Chris Greeley recently appeared in the Middlesex County Superior Court for a hearing on our motion to dismiss a Third-Party Complaint that was brought against our client/homeowner. In this interesting subrogation matter, various claims arose from the release of fuel oil in our client’s Waltham, Massachusetts residence. One of the Defendant oil companies delivered to our client’s street address, when they were supposed to deliver to a road of the same name miles away. The accidental delivery resulted in a full tank load drop into our client’s tank despite our client having no relationship with the delivery company.
Within days of this fuel drop, our client’s usual oil company responded to make an automatic delivery, unaware that the tank had been filled by the other oil company.
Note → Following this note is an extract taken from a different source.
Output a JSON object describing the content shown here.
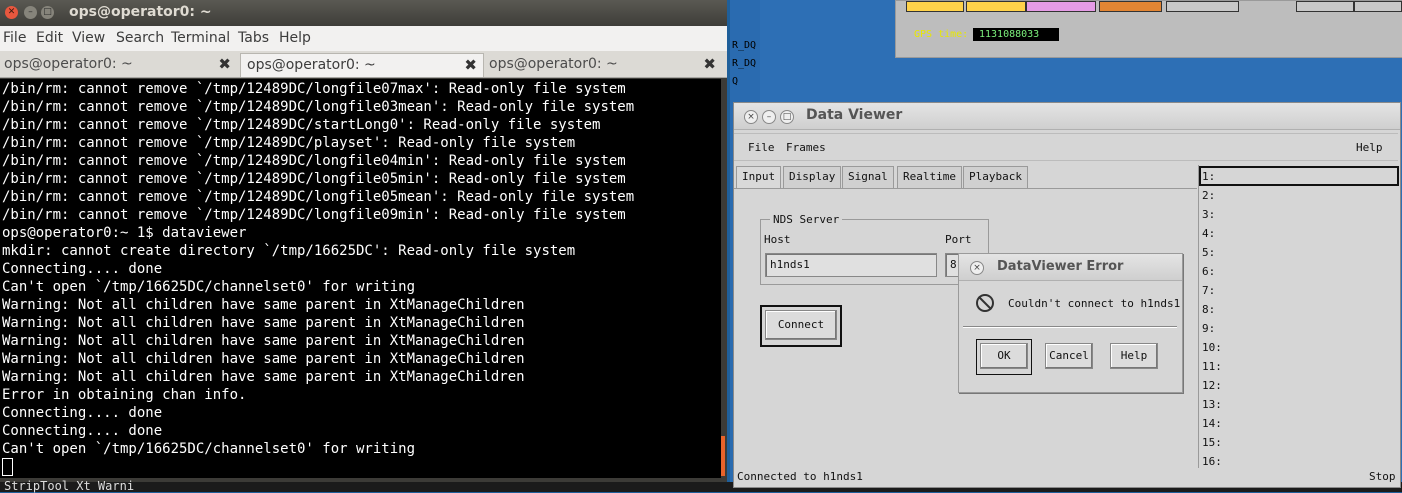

Fuel was pumped in under pressure, and this caused a pipe to let go, and a fuel spill in the client’s basement. A claim was submitted to our client’s homeowner’s insurer, which paid for the cleanup and then brought a subrogation lawsuit against the two oil companies. Soon after, one of the oil companies filed a Third-Party Complaint against our client, alleging that our client failed to notify his oil company of the improper delivery, and this caused or contributed to the event.
We immediately moved to dismiss, observing that subrogating insurer stands in the shoes of its insured (our client) pro tanto – up to the amount of the claim payment. While there are no published Massachusetts cases on the subject of whether a defendant can bring a Third-Party Complaint against an insured-subrogor in a subrogation suit, Chris focused his argument on what it means for an insurer to “step in the shoes” of an insured-subrogor, noting that when an insurer makes a payment to its insured, it acquires from the insured certain rights – that are derivative in nature, and that are no greater than the insured’s rights. Such rights are also subject to any limitations, such as waiver or defenses based on comparative fault.
As such, Chris argued that allowing the Defendant to file a third-party complaint against our client would be redundant and would serve no legal purpose whatsoever, as the subrogating insurer’s claims were already subject to any defenses that the Defendants could directly assert against the insured-subrogor, and thereby rendering any direct claims against our client entirely superfluous. Chris went on to clarify that an individual cannot be liable in tort to his or herself, and stated that therefore the appropriate vehicle for raising such defenses would only be through affirmative defenses, which may be waived if not raised by the Defendant(s). The court agreed, and dismissed the Third-Party Complaint.